▸ **Task brief**
Return a copy of every line in the data below that contains "screenshot".

▸ **Information supplied**

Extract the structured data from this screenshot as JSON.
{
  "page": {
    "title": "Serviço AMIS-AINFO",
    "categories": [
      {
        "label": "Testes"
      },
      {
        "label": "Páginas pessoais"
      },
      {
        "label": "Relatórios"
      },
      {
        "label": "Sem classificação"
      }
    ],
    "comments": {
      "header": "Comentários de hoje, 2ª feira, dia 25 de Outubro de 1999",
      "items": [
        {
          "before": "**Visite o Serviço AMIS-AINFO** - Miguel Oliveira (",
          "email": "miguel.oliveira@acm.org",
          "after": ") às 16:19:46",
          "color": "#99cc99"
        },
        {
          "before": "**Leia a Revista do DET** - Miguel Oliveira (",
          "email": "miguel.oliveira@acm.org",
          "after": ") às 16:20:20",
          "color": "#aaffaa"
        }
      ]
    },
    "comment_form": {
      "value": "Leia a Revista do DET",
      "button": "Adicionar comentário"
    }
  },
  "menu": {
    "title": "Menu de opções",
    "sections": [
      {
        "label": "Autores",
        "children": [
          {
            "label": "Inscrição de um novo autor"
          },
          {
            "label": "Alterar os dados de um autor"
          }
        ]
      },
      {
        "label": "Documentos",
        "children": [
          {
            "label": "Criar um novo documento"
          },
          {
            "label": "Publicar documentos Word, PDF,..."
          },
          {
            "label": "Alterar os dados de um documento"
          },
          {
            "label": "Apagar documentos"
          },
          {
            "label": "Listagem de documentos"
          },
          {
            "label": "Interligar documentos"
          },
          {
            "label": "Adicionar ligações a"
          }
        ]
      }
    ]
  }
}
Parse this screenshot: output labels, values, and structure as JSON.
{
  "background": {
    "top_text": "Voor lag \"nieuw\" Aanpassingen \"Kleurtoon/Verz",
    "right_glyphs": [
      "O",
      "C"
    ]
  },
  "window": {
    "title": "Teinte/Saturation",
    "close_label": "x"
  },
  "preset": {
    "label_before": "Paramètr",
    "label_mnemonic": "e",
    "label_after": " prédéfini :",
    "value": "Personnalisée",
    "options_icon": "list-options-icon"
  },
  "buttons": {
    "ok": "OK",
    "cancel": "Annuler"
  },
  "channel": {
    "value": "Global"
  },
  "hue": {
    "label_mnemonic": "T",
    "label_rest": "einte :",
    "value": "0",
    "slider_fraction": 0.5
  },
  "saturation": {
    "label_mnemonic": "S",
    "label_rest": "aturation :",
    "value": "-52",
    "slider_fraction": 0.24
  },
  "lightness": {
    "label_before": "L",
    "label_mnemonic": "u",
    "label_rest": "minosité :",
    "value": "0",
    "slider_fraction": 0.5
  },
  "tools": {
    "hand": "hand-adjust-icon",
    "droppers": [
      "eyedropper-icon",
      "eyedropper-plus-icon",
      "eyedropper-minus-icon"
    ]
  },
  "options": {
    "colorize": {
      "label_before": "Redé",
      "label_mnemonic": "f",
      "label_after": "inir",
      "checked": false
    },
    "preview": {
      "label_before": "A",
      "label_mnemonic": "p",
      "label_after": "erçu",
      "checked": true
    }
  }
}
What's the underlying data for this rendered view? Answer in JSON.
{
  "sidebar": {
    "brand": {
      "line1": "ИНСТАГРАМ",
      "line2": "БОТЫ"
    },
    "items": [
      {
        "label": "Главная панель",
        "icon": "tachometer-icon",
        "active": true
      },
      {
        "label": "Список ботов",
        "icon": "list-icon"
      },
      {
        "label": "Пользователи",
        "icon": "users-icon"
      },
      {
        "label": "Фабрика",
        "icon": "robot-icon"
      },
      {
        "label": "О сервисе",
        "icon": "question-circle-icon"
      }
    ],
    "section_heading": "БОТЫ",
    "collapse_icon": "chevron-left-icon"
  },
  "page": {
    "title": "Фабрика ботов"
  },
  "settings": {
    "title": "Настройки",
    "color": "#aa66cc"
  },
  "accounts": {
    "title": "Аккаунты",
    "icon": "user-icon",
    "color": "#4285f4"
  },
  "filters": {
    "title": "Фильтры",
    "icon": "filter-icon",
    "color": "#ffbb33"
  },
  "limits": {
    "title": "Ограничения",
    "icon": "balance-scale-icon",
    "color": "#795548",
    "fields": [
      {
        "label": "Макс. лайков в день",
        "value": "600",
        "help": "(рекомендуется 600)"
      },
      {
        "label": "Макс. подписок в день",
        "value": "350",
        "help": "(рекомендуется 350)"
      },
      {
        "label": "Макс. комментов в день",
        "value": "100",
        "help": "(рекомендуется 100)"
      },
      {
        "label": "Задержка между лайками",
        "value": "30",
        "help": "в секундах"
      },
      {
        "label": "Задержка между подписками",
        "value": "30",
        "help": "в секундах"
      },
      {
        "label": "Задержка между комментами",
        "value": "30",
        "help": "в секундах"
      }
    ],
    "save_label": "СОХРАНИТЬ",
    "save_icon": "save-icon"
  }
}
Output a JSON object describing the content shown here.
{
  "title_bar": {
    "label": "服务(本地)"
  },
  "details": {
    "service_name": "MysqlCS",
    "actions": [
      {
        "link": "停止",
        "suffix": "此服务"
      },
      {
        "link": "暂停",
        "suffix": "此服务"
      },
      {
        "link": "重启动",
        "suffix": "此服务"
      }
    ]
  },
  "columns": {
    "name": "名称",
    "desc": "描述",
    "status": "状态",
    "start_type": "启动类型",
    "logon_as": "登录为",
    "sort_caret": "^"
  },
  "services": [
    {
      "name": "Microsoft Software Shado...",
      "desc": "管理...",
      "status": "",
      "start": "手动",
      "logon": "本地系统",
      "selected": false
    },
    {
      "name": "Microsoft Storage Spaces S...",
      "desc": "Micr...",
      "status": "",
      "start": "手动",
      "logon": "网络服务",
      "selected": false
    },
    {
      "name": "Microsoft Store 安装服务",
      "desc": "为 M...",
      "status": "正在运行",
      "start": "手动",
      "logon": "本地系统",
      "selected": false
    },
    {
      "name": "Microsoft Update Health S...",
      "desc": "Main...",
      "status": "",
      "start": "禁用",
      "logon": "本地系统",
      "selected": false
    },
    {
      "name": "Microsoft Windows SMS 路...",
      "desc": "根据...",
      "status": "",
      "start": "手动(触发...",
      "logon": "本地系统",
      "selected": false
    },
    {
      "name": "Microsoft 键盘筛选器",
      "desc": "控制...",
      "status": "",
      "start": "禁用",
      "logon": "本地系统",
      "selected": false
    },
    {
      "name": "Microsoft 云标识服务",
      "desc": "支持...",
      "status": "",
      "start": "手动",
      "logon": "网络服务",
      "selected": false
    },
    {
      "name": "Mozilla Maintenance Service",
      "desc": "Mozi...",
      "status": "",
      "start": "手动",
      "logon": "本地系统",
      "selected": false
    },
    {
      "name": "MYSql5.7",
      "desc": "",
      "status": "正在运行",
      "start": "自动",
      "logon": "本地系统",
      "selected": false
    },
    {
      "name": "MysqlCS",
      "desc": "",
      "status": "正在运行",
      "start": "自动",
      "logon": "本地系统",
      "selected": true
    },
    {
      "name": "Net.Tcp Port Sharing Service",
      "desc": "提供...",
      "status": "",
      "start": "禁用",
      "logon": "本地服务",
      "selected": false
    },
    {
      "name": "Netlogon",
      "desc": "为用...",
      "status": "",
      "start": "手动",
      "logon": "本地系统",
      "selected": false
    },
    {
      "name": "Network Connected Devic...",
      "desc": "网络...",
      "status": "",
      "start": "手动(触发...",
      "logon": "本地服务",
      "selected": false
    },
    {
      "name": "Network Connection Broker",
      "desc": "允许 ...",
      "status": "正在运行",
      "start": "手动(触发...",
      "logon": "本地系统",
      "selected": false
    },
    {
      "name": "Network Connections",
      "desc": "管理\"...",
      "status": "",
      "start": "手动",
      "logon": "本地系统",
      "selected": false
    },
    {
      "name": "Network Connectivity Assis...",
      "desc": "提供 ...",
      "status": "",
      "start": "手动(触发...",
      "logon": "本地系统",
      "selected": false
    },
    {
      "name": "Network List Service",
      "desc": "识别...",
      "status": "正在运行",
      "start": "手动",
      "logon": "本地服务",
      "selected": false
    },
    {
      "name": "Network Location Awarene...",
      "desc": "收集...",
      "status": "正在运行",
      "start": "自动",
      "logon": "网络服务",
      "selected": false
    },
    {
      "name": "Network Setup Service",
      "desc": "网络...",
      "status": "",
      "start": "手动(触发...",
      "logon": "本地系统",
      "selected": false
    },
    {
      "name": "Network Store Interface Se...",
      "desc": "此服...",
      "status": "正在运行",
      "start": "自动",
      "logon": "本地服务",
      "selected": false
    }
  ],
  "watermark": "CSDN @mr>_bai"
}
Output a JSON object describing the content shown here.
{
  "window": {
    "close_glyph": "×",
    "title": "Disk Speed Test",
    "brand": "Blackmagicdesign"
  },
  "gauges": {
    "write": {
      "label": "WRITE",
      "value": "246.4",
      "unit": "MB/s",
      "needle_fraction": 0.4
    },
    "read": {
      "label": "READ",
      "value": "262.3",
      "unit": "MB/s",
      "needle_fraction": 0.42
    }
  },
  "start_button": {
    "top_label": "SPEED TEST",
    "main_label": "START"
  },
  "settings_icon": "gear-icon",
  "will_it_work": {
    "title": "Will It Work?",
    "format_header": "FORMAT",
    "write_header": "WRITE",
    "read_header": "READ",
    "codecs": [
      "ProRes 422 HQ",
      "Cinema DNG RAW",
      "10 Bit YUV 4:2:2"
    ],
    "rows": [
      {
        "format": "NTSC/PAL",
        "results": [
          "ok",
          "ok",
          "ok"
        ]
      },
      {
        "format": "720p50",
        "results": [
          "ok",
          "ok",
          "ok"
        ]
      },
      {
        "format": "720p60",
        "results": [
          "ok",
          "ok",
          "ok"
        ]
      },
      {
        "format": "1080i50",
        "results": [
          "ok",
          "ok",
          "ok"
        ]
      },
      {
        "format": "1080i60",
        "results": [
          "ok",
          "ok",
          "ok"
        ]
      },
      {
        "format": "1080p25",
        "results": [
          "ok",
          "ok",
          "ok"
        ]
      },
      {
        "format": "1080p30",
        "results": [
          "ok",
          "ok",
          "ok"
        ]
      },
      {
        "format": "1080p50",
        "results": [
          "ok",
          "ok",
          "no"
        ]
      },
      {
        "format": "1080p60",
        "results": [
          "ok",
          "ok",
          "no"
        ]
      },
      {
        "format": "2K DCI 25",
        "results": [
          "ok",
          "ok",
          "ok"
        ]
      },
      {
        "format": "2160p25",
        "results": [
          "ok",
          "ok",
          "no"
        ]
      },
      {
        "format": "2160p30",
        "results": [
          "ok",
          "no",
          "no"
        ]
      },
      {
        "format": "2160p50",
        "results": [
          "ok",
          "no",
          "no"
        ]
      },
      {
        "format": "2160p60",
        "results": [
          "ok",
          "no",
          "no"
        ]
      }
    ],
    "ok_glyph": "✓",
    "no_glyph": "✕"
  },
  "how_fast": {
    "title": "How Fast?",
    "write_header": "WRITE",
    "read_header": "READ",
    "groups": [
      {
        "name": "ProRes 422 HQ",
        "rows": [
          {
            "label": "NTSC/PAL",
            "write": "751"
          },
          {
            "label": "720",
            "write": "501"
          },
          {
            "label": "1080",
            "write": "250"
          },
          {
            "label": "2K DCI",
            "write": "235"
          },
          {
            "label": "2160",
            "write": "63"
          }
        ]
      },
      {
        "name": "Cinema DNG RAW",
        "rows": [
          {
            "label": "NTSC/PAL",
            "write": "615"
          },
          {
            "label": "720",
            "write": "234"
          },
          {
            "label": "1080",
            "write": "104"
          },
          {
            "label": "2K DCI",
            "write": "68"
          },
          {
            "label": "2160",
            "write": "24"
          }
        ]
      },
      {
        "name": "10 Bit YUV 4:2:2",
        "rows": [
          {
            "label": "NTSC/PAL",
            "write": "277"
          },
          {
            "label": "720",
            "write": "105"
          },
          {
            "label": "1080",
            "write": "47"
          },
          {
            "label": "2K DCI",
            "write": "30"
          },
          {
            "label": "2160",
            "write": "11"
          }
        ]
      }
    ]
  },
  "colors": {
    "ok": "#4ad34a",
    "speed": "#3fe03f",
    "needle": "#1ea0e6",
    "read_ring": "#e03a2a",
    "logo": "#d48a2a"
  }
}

▸ **Result of the task**
Extract the structured data from this screenshot as JSON.
Parse this screenshot: output labels, values, and structure as JSON.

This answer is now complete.